A treat for Tennyson-lovers
An exhibition to mark the bicentenary of Poet Laureate Lord Alfred Tennyson’s birth has opened at his former home, Farringford House, on the Isle of Wight. Tennyson moved into the house in 1853, remained there for the rest of his life, and immortalised it in a poem to his friend Rev F. D. Maurice.
During Tennyson’s 39-year tenure, islanders were treated to regular visits from notables ranging from politicians, painters, and authors, to scientists, and even royalty. Benjamin Disraeli, Charles Darwin, Lewis Carroll, Giuseppe Garibaldi, and the Queen of Hawaii were Tennyson guests at one time or other.
The 1861 census provides an early glimpse at Tennyson’s idyllic Isle of Wight home, where he was living with his wife and two sons. The other occupants – a tutor, gardener, page, nurse, cook, housemaid, parlour maid, and a kitchen maid – give some idea of the opulent lifestyle the family enjoyed (click the image to enlarge).

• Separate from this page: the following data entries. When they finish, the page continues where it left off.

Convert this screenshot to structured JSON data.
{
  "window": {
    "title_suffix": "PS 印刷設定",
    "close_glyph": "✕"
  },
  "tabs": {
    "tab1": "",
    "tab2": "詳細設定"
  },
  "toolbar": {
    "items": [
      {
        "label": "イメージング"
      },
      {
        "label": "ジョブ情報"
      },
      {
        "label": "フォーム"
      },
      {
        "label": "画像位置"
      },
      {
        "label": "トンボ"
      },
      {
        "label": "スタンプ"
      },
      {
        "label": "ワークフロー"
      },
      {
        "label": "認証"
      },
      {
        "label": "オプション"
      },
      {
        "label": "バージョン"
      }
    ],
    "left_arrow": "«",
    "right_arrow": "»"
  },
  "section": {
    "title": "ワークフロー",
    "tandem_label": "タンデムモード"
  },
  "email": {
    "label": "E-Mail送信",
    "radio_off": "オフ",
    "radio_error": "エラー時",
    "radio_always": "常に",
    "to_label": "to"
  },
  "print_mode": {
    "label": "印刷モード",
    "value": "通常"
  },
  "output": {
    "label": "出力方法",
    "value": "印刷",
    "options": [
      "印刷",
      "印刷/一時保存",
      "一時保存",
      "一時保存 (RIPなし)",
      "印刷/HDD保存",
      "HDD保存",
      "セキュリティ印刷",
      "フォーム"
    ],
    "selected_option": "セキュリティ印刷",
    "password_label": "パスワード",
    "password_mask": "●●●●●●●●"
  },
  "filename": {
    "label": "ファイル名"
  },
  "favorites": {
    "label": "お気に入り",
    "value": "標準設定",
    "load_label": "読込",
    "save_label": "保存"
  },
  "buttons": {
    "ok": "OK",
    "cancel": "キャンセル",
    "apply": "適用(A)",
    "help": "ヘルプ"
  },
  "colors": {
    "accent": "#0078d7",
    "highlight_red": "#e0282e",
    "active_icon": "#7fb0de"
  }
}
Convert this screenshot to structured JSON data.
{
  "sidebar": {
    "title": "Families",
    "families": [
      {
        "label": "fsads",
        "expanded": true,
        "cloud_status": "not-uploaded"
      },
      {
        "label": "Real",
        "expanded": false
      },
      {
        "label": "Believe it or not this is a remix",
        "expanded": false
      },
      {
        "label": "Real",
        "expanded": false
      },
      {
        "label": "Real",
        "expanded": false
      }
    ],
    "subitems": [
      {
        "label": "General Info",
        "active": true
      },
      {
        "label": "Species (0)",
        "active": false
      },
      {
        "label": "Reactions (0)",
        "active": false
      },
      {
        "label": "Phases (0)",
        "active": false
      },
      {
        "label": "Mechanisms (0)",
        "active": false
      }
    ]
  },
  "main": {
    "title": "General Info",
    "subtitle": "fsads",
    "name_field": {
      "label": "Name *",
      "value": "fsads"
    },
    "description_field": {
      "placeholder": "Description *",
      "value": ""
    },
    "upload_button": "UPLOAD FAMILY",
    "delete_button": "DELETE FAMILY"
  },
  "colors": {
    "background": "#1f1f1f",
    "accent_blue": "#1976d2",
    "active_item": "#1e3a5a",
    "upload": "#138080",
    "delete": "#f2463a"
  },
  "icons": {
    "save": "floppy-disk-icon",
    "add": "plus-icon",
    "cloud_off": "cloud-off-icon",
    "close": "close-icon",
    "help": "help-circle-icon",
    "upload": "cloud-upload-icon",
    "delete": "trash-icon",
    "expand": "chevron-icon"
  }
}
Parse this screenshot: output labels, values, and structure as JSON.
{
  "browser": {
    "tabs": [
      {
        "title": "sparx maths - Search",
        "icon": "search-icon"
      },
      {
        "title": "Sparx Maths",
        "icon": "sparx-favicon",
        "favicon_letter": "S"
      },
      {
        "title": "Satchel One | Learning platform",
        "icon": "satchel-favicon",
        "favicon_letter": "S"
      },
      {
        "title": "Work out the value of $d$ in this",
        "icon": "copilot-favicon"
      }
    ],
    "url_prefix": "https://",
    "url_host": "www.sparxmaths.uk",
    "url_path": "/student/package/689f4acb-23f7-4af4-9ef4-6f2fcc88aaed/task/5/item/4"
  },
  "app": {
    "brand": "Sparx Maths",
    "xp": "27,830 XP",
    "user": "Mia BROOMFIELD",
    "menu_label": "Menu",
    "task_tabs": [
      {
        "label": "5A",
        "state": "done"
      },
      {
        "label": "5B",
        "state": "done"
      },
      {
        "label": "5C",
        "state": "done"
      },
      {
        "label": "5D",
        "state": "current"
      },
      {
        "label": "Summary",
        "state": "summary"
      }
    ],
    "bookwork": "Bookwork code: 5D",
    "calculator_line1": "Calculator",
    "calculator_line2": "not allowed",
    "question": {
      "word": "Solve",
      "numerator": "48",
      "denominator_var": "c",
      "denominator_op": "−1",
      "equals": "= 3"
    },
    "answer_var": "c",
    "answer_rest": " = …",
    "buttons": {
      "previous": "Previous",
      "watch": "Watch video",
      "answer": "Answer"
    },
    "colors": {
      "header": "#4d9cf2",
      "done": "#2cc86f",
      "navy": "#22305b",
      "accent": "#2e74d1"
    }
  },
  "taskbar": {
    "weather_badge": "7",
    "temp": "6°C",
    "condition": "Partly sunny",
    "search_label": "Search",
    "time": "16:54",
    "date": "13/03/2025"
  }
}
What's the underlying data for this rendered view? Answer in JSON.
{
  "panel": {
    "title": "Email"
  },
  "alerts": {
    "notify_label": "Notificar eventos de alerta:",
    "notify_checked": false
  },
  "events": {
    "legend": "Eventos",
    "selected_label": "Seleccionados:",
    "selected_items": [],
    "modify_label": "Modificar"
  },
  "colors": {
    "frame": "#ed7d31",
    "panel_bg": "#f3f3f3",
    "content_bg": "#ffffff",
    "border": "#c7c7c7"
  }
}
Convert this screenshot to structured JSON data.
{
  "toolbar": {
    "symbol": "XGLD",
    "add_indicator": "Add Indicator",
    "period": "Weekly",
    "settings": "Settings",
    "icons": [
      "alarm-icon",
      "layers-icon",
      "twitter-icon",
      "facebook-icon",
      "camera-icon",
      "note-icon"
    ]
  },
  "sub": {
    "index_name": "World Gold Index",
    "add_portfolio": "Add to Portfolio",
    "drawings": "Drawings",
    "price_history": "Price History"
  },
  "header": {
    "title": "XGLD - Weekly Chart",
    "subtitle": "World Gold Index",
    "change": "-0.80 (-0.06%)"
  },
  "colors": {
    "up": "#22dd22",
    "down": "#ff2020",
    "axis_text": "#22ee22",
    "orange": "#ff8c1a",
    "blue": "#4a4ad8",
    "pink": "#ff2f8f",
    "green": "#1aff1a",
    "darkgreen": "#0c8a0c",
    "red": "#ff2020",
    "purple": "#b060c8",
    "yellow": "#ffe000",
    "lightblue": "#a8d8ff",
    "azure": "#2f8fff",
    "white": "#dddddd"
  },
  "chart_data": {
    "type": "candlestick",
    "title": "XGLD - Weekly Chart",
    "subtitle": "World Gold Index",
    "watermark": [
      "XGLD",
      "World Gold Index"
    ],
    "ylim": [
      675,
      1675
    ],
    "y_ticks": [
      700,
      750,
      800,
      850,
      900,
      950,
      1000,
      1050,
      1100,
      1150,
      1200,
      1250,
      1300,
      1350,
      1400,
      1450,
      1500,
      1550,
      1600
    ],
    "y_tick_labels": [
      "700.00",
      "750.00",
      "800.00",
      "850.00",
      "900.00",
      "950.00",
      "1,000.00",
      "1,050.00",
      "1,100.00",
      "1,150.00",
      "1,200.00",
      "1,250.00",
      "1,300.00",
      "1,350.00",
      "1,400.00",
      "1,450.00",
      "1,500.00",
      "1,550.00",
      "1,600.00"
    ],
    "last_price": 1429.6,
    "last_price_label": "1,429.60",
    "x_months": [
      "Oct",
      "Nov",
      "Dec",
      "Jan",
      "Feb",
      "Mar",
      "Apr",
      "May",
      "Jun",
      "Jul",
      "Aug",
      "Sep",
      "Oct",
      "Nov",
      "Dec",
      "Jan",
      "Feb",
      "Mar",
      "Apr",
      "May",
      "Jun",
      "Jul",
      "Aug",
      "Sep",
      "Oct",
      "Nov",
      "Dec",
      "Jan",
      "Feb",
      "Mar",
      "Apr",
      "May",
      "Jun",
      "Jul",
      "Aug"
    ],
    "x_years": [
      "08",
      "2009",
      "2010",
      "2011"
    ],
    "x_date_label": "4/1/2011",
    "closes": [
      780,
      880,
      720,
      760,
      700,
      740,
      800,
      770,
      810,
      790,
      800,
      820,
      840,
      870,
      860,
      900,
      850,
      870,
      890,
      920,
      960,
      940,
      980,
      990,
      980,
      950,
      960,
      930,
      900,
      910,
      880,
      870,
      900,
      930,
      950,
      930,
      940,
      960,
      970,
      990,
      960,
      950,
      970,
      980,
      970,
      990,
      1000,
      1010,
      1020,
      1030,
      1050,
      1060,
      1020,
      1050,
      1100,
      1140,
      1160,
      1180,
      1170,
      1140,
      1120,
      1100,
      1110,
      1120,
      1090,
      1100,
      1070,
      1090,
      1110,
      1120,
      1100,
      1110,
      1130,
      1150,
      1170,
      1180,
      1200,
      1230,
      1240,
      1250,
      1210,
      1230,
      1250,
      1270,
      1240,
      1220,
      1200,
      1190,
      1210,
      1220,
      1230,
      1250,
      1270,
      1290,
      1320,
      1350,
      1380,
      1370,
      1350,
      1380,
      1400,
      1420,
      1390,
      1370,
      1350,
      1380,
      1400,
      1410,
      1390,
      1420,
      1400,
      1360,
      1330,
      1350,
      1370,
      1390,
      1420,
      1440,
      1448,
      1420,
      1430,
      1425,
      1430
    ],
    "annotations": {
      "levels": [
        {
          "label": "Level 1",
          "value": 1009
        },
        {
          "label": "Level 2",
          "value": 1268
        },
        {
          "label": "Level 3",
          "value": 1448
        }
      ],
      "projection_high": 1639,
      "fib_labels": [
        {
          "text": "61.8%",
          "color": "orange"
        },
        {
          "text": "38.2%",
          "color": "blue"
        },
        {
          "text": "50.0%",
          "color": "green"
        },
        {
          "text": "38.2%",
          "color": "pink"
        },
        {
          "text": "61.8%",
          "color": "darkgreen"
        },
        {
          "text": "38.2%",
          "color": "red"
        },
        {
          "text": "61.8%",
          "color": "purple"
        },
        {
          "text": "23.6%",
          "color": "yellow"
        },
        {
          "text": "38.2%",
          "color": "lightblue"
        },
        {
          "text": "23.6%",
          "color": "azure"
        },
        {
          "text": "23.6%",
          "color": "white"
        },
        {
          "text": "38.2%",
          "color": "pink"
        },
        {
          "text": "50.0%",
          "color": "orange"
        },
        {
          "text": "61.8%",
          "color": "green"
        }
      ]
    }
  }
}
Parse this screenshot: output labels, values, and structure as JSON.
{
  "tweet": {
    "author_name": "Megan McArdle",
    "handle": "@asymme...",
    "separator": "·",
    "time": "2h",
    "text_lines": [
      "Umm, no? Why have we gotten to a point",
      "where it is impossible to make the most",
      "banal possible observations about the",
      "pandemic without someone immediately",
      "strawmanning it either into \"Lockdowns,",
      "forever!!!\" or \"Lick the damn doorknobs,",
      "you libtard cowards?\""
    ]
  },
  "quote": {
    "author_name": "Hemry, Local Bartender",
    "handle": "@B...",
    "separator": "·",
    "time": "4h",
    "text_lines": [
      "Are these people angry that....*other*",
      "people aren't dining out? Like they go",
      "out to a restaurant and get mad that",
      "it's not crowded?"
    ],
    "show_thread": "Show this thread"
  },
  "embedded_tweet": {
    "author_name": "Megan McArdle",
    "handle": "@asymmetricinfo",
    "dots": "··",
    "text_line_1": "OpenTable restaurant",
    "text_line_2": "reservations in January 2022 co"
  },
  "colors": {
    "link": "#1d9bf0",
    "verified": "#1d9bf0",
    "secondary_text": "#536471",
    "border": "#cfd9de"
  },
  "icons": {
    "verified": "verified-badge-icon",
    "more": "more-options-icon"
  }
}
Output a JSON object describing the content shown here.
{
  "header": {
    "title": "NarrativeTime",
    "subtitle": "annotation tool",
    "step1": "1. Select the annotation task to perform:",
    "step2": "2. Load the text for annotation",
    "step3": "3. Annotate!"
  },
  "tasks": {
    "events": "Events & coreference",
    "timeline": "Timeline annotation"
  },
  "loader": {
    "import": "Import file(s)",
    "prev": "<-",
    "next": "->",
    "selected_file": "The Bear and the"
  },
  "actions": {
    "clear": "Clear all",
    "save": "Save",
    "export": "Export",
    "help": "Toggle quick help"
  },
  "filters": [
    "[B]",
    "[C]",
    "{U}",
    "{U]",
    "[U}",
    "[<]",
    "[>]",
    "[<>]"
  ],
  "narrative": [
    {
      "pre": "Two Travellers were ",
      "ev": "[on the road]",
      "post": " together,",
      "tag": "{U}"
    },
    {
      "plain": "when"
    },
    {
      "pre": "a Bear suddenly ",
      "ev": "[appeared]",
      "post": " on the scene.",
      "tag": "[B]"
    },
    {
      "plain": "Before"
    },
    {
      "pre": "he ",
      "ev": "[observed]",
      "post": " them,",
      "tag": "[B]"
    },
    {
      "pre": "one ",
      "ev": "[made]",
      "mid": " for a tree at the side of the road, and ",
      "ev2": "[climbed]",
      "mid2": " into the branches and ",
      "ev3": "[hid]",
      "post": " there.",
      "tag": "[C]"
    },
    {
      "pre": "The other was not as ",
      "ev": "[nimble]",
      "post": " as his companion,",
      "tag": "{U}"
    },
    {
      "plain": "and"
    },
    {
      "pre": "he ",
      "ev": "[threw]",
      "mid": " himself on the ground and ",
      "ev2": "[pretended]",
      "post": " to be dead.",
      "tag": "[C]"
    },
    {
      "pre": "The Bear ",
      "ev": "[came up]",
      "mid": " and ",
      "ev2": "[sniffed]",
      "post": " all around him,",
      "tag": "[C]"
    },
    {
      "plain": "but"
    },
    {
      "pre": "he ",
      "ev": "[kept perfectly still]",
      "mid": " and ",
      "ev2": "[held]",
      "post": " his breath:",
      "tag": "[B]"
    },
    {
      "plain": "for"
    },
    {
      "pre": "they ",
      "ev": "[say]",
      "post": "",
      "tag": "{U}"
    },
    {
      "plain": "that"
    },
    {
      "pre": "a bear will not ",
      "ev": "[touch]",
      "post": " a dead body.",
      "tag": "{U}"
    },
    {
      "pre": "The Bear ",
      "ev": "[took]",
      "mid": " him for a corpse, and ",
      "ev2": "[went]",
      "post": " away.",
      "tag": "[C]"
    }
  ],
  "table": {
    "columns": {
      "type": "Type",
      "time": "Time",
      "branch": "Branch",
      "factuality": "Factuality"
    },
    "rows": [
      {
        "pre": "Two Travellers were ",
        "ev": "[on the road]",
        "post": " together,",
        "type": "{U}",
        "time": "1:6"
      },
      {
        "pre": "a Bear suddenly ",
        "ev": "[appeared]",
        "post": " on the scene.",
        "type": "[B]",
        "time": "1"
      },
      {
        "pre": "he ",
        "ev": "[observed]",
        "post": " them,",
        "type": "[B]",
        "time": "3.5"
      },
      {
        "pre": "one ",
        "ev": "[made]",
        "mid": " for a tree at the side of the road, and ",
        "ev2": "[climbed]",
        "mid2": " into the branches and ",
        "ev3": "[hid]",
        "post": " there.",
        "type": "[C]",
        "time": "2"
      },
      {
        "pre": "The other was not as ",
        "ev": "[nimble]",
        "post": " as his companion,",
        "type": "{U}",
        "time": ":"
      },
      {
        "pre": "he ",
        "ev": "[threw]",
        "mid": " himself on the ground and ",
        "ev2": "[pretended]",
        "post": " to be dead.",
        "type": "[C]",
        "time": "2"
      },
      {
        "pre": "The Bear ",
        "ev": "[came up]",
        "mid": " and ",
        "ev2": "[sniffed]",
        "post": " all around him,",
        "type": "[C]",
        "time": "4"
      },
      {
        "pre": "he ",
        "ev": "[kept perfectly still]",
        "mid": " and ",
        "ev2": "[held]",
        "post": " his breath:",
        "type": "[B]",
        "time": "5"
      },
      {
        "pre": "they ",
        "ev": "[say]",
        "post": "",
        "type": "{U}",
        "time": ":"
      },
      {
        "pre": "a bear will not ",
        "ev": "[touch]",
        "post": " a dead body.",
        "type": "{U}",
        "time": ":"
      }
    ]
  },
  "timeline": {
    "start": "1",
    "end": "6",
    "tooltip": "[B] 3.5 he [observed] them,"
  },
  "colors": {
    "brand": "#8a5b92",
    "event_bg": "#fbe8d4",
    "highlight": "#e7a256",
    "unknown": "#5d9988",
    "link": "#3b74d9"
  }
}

On the 1891 census an 81-year-old Tennyson is described as a peer of the realm, and his one-year-old grandson, Lionel (a future England cricketer) is now part of the household.
Lord Tennyson would die just a year later. A search of the findmypast.com records reveals he was a shareholder in the Great Western Railway, and we discover that his wife, Emily, and eldest son, Hallam, acted as executors.
Our last glimpse at Farringford House is on the 1911 census. Lord Hallam Tennyson (who has inherited his father’s title) is the head of the household. The other residents are his wife Lady Audrey Tennyson, and seven servants. In the years that followed Farringford House became a hotel, and still serves that purpose today.
The ‘Tennyson at Farringford’ exhibition runs until 9 September at Farringford House.